_What the task asks_: A single number is needed: how many lines of the data below contain "Locations".

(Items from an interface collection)
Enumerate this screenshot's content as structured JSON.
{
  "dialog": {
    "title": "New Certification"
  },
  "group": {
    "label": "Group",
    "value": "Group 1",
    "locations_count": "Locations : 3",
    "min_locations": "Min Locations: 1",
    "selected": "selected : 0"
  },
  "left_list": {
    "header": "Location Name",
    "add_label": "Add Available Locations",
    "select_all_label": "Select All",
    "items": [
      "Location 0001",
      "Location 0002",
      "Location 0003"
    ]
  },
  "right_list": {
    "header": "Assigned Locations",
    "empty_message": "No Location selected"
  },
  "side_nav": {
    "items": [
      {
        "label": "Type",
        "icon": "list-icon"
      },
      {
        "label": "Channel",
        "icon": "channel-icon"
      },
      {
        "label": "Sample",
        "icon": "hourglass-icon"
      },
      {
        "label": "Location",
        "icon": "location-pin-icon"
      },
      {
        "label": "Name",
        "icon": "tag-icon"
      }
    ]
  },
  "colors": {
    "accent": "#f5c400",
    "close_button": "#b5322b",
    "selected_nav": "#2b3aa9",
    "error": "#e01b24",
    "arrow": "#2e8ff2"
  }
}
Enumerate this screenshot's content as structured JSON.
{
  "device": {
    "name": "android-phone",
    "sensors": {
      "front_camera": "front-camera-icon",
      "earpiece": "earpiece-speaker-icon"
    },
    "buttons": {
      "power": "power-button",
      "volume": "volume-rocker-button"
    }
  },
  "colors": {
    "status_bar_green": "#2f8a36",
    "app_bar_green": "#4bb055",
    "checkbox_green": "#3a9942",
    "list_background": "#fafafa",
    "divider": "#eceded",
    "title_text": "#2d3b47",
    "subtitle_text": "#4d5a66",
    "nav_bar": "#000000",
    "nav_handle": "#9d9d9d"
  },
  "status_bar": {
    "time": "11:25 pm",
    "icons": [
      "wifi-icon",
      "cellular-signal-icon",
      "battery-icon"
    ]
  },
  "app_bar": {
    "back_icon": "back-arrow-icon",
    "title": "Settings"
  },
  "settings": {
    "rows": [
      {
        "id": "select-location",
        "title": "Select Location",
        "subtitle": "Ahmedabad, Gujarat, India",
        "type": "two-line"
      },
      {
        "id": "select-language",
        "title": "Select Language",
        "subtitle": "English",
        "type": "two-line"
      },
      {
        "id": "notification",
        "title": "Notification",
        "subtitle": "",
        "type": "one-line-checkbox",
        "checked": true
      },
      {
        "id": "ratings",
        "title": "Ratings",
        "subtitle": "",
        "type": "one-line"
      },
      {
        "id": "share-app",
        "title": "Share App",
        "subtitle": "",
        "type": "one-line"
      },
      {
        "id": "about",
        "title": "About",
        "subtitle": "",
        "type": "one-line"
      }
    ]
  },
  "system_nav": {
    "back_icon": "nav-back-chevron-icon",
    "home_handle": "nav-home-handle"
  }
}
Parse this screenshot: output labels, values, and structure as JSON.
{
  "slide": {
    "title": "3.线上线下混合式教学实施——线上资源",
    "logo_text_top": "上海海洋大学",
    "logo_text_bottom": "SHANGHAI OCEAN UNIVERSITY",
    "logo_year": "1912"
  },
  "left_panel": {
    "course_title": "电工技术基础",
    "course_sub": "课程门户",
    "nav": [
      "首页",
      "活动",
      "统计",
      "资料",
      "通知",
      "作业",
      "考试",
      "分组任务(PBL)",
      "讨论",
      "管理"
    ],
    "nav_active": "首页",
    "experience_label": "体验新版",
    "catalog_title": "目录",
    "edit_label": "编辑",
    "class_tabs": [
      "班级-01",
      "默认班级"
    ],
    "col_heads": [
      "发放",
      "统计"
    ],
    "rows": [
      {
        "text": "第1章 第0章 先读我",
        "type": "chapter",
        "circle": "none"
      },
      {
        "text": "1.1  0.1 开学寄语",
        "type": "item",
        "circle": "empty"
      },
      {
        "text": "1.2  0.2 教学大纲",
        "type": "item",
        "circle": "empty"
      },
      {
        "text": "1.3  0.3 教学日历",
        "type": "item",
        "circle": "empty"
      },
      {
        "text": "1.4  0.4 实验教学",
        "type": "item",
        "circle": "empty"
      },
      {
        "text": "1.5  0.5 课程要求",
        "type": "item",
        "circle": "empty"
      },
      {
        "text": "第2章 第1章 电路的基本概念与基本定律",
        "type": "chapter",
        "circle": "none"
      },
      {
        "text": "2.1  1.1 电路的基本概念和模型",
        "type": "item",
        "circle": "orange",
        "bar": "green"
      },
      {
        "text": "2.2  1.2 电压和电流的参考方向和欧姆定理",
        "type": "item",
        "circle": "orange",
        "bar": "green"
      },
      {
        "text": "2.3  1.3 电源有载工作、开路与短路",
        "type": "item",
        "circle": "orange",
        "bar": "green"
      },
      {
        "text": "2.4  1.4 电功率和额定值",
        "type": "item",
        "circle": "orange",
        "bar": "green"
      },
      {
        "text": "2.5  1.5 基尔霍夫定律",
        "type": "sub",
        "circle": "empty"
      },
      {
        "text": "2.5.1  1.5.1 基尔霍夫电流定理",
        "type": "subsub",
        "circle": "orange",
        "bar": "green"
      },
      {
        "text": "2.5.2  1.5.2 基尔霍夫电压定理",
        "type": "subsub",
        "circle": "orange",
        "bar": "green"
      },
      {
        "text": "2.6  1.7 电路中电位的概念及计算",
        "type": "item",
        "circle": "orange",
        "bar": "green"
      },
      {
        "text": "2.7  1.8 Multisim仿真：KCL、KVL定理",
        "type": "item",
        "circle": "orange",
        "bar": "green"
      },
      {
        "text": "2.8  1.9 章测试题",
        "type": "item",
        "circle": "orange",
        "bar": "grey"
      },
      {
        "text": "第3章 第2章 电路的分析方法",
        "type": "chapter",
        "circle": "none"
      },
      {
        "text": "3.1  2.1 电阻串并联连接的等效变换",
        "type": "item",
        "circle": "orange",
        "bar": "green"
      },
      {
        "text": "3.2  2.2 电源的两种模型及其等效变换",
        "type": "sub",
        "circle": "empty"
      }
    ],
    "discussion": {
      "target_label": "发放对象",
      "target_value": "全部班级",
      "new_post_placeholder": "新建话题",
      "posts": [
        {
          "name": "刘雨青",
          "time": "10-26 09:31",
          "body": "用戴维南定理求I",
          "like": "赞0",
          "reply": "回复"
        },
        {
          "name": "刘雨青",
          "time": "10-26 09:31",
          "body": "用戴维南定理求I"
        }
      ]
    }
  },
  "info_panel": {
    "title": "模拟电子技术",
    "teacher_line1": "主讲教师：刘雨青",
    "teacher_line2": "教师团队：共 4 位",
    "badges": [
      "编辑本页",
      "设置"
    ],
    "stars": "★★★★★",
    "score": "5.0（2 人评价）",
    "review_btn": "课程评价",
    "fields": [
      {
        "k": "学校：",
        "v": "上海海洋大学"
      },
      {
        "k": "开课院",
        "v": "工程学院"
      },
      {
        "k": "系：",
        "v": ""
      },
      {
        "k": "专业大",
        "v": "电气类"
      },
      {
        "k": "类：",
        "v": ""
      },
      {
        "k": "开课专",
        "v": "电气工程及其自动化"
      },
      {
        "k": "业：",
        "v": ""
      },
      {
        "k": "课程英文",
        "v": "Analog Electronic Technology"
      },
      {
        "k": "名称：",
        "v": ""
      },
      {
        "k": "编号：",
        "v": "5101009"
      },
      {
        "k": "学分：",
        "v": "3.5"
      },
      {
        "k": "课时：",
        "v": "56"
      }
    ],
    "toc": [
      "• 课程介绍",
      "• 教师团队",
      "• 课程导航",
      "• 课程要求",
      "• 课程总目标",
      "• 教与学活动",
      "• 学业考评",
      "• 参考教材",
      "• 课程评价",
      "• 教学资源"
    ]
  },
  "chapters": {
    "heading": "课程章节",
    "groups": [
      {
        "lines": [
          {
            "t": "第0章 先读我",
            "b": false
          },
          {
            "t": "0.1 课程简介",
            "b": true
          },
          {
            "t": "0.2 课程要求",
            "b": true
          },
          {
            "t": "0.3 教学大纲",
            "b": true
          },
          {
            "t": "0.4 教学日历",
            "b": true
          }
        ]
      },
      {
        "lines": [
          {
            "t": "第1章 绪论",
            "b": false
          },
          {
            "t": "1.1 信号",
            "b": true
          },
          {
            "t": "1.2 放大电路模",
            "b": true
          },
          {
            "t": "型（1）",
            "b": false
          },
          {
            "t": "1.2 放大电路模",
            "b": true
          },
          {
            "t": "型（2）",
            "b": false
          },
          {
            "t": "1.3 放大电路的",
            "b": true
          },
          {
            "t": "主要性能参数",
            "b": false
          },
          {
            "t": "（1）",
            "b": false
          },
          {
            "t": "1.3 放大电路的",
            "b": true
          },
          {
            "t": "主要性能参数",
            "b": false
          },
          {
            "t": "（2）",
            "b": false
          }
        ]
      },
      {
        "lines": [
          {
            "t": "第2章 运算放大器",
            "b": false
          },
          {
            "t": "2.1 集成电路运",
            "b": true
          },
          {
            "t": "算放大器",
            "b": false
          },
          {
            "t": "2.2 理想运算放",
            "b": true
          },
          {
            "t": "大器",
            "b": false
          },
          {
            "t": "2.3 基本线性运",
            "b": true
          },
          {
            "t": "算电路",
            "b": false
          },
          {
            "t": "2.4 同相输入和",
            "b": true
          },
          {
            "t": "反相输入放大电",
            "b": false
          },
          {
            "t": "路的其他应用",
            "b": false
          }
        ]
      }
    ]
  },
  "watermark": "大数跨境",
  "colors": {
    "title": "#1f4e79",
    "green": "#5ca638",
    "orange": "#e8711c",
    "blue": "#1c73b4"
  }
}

_Completed task_: 4